For many in the West today, the phrase “Indians at work” is likely to evoke remote call centers; or, for those attuned to the global economy, perhaps the steel, pharmaceuticals, or IT industries. But beyond or beneath the dynamic contemporary India of the cosmopolitan urban elite persists another India—primarily agrarian and poor and deeply traditional in its culture, including in its forms of labor. It is these latter Indians at work in their towns and villages or in urban ghettos who are the primary subjects of my project. Here it is worth noting that the Hindu caste divisions that have organized Indian society since antiquity and still hold deep if attenuated power, especially in rural and village India, are a system of social stratification based upon occupation. The four basic categories (varnas), in descending hierarchical order, are priests and teachers; rulers and warriors; farmers, traders and merchants; and laborers. Outside and below this hierarchy are the achhoots, dalits or “untouchables,” whose traditional occupations were (and often still are) considered polluting. There are said to be more than 25,000 sub-castes, each tied to a particular occupation and traditionally hereditary. In this system, one’s occupation was and, for many, still is not only a means of livelihood but an essential identity and set of responsibilities, grounding one’s place in the world. To an extent far greater than is the case in the contemporary West, in village India who you are remains inextricably tied to what you do.

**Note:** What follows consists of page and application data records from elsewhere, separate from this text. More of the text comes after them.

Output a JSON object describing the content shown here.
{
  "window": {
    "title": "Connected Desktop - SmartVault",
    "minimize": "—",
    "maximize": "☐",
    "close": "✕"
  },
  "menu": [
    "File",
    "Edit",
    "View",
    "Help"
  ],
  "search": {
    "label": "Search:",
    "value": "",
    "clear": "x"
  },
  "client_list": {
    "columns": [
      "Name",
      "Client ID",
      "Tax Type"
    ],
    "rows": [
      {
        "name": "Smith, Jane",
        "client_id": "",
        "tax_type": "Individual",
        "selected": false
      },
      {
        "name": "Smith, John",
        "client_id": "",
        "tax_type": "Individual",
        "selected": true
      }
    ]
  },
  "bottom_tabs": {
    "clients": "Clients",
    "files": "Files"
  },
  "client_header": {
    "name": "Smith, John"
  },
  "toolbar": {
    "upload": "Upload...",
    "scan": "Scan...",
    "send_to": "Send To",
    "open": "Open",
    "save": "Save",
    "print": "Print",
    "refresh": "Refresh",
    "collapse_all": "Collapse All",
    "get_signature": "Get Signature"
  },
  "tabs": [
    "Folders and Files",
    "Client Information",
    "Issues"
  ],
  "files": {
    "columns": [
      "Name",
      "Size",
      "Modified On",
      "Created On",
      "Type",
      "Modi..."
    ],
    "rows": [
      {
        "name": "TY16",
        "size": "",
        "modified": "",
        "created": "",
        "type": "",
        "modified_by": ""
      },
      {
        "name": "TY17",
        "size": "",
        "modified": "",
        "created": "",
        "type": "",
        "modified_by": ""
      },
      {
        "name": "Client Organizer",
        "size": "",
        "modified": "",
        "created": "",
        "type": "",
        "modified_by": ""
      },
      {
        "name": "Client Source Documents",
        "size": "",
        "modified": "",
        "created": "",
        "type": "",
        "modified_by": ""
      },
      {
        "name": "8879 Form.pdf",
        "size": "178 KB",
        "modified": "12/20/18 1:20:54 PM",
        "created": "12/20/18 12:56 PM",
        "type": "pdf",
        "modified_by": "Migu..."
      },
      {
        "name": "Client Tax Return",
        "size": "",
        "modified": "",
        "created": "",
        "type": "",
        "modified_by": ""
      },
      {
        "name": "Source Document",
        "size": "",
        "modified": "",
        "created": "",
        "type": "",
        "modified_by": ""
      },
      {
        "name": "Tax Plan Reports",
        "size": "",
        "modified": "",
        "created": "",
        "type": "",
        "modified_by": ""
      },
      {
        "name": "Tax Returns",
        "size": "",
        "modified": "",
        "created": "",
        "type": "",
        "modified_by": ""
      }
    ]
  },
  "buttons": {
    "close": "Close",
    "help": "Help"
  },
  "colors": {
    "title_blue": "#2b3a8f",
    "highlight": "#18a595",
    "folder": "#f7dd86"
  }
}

Although photography was a primary motivation for my first visit to India in 2007, I did not arrive with the intention of documenting Indians at work. That project spontaneously arose in the first few days after my arrival, as I was drawn to artisans practicing their crafts and others engaged in traditional forms of labor in the villages and small towns of Rajasthan. Over the course of eleven journeys through various parts of India between 2007 and 2020, I have continued to seek out opportunities to photograph Indians at work earning a living in traditional occupations—as laborers and artisans, street vendors and shopkeepers, merchants and traders, artists and entertainers. Over time, this project has taken shape as a documentation of local and traditional modes of labor persisting under pressure during a period of profound economic, social and technological change. But it has also become an attempt to shape the visual record of my personal experience into an artistically compelling form, in images that capture something of the bewilderingly rich, complex and contradictory Indian ethos as embodied in the daily lives and activities of people whom I have encountered. In other words, while making images of individuals or groups of people actively engaged in a particular kind of work, I am also gesturing toward the complex web of cultural values, understandings and experiences which makes that work meaningful within the world those people inhabit. These are cultural portraits in the sense that, merely by going about to make a living by doing their jobs, the people I photograph are at the same time constantly in the process of creating and recreating their culture.

The body of work represented in these galleries includes images from all eleven of my journeys to India between 2007 and 2020. The arrangement into multiple galleries is for convenience in navigation, and the present classification represents only one possible solution; there are connections among many of the images scattered into separate galleries here. Hover over an image for specific information regarding the subject and location.